According to the Clarín website, Florencia and Máximo Kirchner are accused in two cases of money laundering. Next March 6 they will be required to testify in the Commodore Py matter, and they will also be obligated to testify in the Hotesur SA case, where Gerardo Pollcita, prosecutor of the case, will be looking into financial irregularities of ex-president Kirchner, Osvaldo Sanfelice, and Lázaro Báez.

Several judicial sources indicated that the case will be presided over on Thursday by Claudio Bonadio and Julián Ercolini after the end of the investigation phase. They will analyze the financial statements of the company where the falsification of financial records was also detected.

Florencia Kirchner, 26, since May 2015 has been the manager of the Kirchner-dominated company Los Sauces S.A. In 2011, she was registered in the Federal Public Revenue Administration for a completely different job description; her original job description was “film and video production.”

During 2014, she was on the board of one of the Kirchner family companies and was appointed director of Class B Shareholders in Hotesur, the firm of the owner of the Alto Hotel Calafate, currently under investigation for money laundering.

As manager of Los Sauces, she had a salary that varied from USD $47,000 to $90,000 per month.

As the owner of 22.5% of the shares of the company, she was summoned by Judge Bonadio, who also froze five million dollars that were discovered in questionable bank accounts at Banco Galicia.
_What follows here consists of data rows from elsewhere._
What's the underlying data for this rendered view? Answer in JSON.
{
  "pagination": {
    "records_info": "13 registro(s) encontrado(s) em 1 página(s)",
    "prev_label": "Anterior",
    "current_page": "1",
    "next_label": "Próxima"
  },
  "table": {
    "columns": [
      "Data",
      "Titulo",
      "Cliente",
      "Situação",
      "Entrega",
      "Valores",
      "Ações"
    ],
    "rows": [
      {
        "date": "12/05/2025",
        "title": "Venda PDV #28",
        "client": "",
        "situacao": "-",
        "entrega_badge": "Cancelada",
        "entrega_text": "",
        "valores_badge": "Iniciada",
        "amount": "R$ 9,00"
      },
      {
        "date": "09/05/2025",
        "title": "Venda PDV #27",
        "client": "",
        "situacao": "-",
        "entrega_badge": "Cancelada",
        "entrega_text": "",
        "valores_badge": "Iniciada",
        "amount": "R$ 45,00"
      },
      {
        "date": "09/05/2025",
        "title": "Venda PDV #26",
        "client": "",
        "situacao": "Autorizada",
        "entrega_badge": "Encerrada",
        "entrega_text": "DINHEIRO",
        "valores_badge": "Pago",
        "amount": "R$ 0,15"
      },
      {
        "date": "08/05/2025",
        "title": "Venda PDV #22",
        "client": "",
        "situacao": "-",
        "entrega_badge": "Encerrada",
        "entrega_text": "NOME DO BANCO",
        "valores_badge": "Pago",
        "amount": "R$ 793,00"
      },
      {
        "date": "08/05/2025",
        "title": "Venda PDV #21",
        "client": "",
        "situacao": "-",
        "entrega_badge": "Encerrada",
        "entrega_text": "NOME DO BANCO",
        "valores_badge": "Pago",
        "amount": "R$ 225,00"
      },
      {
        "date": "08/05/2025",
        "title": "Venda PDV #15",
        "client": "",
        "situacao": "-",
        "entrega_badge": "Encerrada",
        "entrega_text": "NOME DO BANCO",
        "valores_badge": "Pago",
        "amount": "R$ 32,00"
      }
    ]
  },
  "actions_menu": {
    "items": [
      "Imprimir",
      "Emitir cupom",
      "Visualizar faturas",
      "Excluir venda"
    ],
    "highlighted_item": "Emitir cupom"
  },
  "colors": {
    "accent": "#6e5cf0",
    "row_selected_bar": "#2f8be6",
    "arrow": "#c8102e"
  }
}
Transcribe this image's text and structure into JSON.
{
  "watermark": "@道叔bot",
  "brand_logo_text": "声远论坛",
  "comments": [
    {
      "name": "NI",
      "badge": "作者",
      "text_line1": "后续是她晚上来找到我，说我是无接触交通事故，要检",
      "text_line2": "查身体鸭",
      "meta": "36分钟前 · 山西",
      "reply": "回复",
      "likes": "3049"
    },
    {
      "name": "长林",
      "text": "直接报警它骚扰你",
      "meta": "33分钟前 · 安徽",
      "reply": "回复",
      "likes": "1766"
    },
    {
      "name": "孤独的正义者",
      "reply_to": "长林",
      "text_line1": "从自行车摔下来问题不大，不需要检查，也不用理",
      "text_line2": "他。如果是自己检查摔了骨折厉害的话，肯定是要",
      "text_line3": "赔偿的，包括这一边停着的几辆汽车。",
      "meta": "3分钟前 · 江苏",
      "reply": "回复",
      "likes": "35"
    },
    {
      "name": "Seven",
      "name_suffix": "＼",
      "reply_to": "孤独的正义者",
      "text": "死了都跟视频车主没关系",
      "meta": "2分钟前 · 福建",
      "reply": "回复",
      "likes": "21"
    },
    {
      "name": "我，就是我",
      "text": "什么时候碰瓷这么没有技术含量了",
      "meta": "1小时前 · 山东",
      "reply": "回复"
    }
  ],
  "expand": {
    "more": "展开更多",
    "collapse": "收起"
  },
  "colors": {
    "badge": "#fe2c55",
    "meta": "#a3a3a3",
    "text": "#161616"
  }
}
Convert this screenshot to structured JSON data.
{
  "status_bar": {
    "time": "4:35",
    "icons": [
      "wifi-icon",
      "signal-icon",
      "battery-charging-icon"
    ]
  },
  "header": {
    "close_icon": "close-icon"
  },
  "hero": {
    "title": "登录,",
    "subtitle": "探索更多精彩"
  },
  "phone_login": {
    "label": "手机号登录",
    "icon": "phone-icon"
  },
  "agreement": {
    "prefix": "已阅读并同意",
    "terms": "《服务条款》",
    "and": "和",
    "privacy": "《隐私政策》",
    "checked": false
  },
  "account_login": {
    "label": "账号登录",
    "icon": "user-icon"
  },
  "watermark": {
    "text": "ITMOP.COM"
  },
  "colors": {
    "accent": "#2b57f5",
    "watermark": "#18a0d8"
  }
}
Judicial sources said that “nothing accounts for the origin of these funds.”

Florencia attributed the funds to part of her inheritance from her father’s will, but several sources say that her explanation for the source of the funds is “inconsistent.”

Source:

Ysol Delgado Ysol Delgado

Ysol Delgado is a Venezuelan reporter with the PanAm Post from Mexico City. She specializes in public relations, digital marketing, and investigative journalism. Follow her on Twitter: @Ysolita.